By employers showing reluctance over hiring a disabled person, for whatever reason, they are in fact foregoing their interest in the ‘purple pound’: a market worth well over £212 billion a year. This market, similar to that of LGBT’s ‘pink pound’, relies on the good relationship disabled people have with a company.

According to the study conducted by Purple, 45 per cent of UK businesses are nervous about hiring a disabled person, highlighting concerns in the interview process, not knowing whether to help with tasks such as opening doors or pulling out chairs, and helplessly falling into the realms of discrimination law.

Fewer than half of the 11.5 million people in the UK with disabilities are currently employed. By comparison, 85 per cent of the population without a registered disability are in work.

As a direct result of this imbalance, disabled people are expected to pay around £500 more a month on everyday amenities such as transport and shopping, as well as any additional equipment or care needed.

Beth Grossman, head of policy and public affairs at Purple, emphasises that some companies overly worry about catering for the disabled: “Most adjustments businesses need to make are straightforward. For example, disabled people rate friendly and helpful staff and good accessibility as the most important factors when shopping”.
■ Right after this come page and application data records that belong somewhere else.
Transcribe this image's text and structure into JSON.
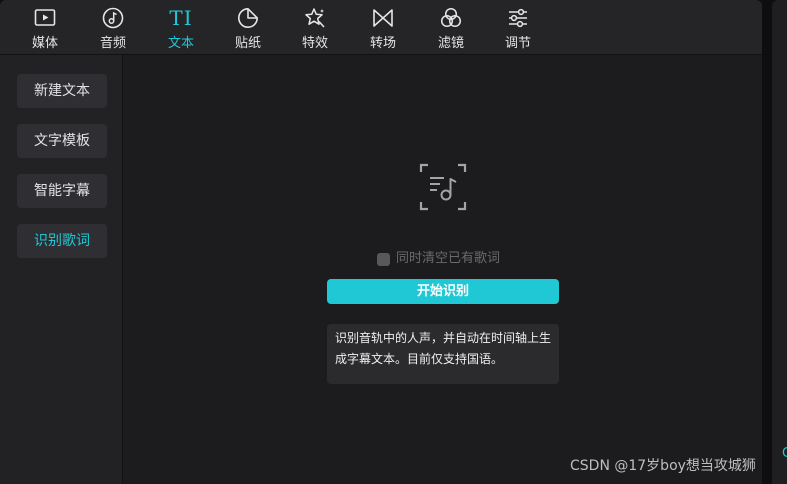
{
  "toolbar": {
    "items": [
      {
        "label": "媒体",
        "icon": "media-icon"
      },
      {
        "label": "音频",
        "icon": "audio-icon"
      },
      {
        "label": "文本",
        "icon": "text-icon",
        "icon_text": "TI",
        "active": true
      },
      {
        "label": "贴纸",
        "icon": "sticker-icon"
      },
      {
        "label": "特效",
        "icon": "effects-icon"
      },
      {
        "label": "转场",
        "icon": "transition-icon"
      },
      {
        "label": "滤镜",
        "icon": "filter-icon"
      },
      {
        "label": "调节",
        "icon": "adjust-icon"
      }
    ]
  },
  "left_menu": {
    "items": [
      {
        "label": "新建文本"
      },
      {
        "label": "文字模板"
      },
      {
        "label": "智能字幕"
      },
      {
        "label": "识别歌词",
        "active": true
      }
    ]
  },
  "main": {
    "icon": "lyrics-recognize-icon",
    "clear_option_label": "同时清空已有歌词",
    "start_button_label": "开始识别",
    "info_text": "识别音轨中的人声，并自动在时间轴上生成字幕文本。目前仅支持国语。"
  },
  "side_panel": {
    "visible_char": "C"
  },
  "watermark": "CSDN @17岁boy想当攻城狮",
  "colors": {
    "accent": "#1fc8d4",
    "panel_bg": "#1c1c1e",
    "toolbar_bg": "#252528",
    "button_bg": "#2f2f33"
  }
}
Additionally, Ms Grossman touches on the inefficiency of the Access to Work scheme, a fund specialising in equipment, workplace adaptions and transport for the disabled. Despite the scheme in place, 74 per cent of disabled adults felt like they had lost out on a job opportunity because of their impairment.

While some businesses are lagging behind, firms such as M&S and Uber are setting precedents with their clothing range for the disabled, and wheelchair accessible vehicles respectively.